ICYMI…from my morning memo:

Unlike two his fellow same-sex marriage “yes” voters, who struggled – and in one case, failed – to keep the GOP ballot line on primary day, Sen. Mark Grisanti easily defeated his challenger, attorney Kevin Stocker, on Sept. 13 and retained Row B.

But Grisanti’s win didn’t improve his general election outlook all that much at the time.

He still faced three opponents: Former Erie County Legislator Chuck Swanick, a Democrat running on the Conservative Party line; Mike Amodeo, who defeated Swanick for the right to run on Row A; and Gregory Davis on the Working Families Party line.

Yesterday, things became even more complicated for Grisanti.

The Working Families Party pulled one of its trademarked switcheroos, with WNY party leaders voting to swap out Davis in favor of Amodeo on Row D.

Assuming the legal paperwork is all in order, that is.

There are only three ways to get off the ballot at this late date: Move out of state, die or get nominated for a judgeship. Davis is an attorney, which qualifies him to run for the bench.

The labor-backed Working Families Party is generally very careful to make sure all its placeholder primary candidates – those running with the understanding that they’re likely to be dumped in favor of whoever wins the Democratic line – are attorneys.

Davis won’t be the first WFP placeholder booted from Row D to benefit a Democratic challenger this year.

The party did the same thing in NY-18, bumping Larry Weissmann in favor of former Spitzer/Paterson administration aide Sean Patrick Maloney, who won the June Democratic primary and is facing off against Republican Rep. Nan Hayworth in November.

That move could prove crucial to Maloney.

Weissmann was receiving 10 percent of the vote in a Siena poll conducted before the WFP officially endorsed Maloney, who was trailing Hayworth 46-33 among likely voters.

Without Maloney in the picture, his campaign claims the race is now at 46-43.

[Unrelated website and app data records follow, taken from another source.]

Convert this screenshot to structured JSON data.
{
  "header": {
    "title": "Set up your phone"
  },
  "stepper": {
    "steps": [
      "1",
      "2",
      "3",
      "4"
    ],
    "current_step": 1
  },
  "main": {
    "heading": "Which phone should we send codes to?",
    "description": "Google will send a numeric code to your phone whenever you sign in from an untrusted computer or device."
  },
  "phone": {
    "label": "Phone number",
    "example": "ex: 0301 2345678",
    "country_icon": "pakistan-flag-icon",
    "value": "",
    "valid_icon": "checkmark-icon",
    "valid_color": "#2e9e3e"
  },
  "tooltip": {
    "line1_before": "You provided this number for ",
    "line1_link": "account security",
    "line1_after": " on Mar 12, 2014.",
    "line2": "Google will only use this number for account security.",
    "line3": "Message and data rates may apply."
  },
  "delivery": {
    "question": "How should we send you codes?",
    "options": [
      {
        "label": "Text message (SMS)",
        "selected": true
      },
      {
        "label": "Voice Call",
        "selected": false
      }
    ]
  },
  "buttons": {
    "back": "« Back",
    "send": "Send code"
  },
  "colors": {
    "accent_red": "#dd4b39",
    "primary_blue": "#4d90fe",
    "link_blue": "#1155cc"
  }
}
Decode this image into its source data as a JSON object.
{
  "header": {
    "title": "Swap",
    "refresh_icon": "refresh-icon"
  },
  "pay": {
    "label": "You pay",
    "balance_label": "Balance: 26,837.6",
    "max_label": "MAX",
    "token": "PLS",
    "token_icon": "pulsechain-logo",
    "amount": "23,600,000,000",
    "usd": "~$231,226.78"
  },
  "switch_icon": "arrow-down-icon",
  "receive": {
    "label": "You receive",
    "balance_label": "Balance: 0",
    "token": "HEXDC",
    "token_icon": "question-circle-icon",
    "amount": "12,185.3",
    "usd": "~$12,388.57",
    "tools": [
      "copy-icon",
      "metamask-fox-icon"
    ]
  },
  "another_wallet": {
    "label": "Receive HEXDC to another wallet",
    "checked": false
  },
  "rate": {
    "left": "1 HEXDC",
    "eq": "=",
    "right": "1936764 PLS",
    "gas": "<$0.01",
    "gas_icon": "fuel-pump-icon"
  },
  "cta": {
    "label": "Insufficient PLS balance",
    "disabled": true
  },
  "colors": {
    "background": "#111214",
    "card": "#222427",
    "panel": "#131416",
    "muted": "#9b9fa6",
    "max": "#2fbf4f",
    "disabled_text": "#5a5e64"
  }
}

That strains credulity, since it seems highly unlikely every single person who supported Weissmann will now automatically switch their allegiance to Maloney. But a two-way race is undoubtedly closer than a three-way.

Hopefully, the Davis-for-Amodeo switch in the 60th SD is taking place early enough for Siena to account for the change before it crunches its poll numbers.

The move will certainly improve Amodeo’s chances, giving him two lines – Democratic and WFP – to Grisanti’s two – GOP and Independence – and Swanick’s one (Conservative).

A three-way race is closer than a four-way.

And with the Democratic enrollment edge in this district, even despite the Senate GOP’s best gerrymandering efforts during the redistricting process, it certainly didn’t help Amodeo to be splitting the left-of-center vote with Davis.

Now Grisanti is left in the unenviable position of having to split the right-of-center vote with Swanick.

But remember: This is Western New York we’re talking about. Party affiliation is fuzzy out there, and the traditional political rules don’t always apply.

It will be interesting to see what, if anything, Gov. Andrew Cuomo decides to do in this race.

Grisanti has already taken the liberty of running a TV ad touting his relationship with the Democratic governor, who did Amodeo no favors by saying he knows “nothing about” the Senate hopeful.

It’s pretty clear the WFP has decided to roll the dice and try to re-instate a Democrat-controlled state Senate, despite the dysfunctional mess that caused the last time around.

Perhaps the liberal party has decided it has a better chance of boxing the fiscally conservative governor on its agenda if both legislative chambers are in Democratic hands.

Assembly Speaker Sheldon Silver, a WFP ally, has already said as much.

Cuomo no doubt does not approve.